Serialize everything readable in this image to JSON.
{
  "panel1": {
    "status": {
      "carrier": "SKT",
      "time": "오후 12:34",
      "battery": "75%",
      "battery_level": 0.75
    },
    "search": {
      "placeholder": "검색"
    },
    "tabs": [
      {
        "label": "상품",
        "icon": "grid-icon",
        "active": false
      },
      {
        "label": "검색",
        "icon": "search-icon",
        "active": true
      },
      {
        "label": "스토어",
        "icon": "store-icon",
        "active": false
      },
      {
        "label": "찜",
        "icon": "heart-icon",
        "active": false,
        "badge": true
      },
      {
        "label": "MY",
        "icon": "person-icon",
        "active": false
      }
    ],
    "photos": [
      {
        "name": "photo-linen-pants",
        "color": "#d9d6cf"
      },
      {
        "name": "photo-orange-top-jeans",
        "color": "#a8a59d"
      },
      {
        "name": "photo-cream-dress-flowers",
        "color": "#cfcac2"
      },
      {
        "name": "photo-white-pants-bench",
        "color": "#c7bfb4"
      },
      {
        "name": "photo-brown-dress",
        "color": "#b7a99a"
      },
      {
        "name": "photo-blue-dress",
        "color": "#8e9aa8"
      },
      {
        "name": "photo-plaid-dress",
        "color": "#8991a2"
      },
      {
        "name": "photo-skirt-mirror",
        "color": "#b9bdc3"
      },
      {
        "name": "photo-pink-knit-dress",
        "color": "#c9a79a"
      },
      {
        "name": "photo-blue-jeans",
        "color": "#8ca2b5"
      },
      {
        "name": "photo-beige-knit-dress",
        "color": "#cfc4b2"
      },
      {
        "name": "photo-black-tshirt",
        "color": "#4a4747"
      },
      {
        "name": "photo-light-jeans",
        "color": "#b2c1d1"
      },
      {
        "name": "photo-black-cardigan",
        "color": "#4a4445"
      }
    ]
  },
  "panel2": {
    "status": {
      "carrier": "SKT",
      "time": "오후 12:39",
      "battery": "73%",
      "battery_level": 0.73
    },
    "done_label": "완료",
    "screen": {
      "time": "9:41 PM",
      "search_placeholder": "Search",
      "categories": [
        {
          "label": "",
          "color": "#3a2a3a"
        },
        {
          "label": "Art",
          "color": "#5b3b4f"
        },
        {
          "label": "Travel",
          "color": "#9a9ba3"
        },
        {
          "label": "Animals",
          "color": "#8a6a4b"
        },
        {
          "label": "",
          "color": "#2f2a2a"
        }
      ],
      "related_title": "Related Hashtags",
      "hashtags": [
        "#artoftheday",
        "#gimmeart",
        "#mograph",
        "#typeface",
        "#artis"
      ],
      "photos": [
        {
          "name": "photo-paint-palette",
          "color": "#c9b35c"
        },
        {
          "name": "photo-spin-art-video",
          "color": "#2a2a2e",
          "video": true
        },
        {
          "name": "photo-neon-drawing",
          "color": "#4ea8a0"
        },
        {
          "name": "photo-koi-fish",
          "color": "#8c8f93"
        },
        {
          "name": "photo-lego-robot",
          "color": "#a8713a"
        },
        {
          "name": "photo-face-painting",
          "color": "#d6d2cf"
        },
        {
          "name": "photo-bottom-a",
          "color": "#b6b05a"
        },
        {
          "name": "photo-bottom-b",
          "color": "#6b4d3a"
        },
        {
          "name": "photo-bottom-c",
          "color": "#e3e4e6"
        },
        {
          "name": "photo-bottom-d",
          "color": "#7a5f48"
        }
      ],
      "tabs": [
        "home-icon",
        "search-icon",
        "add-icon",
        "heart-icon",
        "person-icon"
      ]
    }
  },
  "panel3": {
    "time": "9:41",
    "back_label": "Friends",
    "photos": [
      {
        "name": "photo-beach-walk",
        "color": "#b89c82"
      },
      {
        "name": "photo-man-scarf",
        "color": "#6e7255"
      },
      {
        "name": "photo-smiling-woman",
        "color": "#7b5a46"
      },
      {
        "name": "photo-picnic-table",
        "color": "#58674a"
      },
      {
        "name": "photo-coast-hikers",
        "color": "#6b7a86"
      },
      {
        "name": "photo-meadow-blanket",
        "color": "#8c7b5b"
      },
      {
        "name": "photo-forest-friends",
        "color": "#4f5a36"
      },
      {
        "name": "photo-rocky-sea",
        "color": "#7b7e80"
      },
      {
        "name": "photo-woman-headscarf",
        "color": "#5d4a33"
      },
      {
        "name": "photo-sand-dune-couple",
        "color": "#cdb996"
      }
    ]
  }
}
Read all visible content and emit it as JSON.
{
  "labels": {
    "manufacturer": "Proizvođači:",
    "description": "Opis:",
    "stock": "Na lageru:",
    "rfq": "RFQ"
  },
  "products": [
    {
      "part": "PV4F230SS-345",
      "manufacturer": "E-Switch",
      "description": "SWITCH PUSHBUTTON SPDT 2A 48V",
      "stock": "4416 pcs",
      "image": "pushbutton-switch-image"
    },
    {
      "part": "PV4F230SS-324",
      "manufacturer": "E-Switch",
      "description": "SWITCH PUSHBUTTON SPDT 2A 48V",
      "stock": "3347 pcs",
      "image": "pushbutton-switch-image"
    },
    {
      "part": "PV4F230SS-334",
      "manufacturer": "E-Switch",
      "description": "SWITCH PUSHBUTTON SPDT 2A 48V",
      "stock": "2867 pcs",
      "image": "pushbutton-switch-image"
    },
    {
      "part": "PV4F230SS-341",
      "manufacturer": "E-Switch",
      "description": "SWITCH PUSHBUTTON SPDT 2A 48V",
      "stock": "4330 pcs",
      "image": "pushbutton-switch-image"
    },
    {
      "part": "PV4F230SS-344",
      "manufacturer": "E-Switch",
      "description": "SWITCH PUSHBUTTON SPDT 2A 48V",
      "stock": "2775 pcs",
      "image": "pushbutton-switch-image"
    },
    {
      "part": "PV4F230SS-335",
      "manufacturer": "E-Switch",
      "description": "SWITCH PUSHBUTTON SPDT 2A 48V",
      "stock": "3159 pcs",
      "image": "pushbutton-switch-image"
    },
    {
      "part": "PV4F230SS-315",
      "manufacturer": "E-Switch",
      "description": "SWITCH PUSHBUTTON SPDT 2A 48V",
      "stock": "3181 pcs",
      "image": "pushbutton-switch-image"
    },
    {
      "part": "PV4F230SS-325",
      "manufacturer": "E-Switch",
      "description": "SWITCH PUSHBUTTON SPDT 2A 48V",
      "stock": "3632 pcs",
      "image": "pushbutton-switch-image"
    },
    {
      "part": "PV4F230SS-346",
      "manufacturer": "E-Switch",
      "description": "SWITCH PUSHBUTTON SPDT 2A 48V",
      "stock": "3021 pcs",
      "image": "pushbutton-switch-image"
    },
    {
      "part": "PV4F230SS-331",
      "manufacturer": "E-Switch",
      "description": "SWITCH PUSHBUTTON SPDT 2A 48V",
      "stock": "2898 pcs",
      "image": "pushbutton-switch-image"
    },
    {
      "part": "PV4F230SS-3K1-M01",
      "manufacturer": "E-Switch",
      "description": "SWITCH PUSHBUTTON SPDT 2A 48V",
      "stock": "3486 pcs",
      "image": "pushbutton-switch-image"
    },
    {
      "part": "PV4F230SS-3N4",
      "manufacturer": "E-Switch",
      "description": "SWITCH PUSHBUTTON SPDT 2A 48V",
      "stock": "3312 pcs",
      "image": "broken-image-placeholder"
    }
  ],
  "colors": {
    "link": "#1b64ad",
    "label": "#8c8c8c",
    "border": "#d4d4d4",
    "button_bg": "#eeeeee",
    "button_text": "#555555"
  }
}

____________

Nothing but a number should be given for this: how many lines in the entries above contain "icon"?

10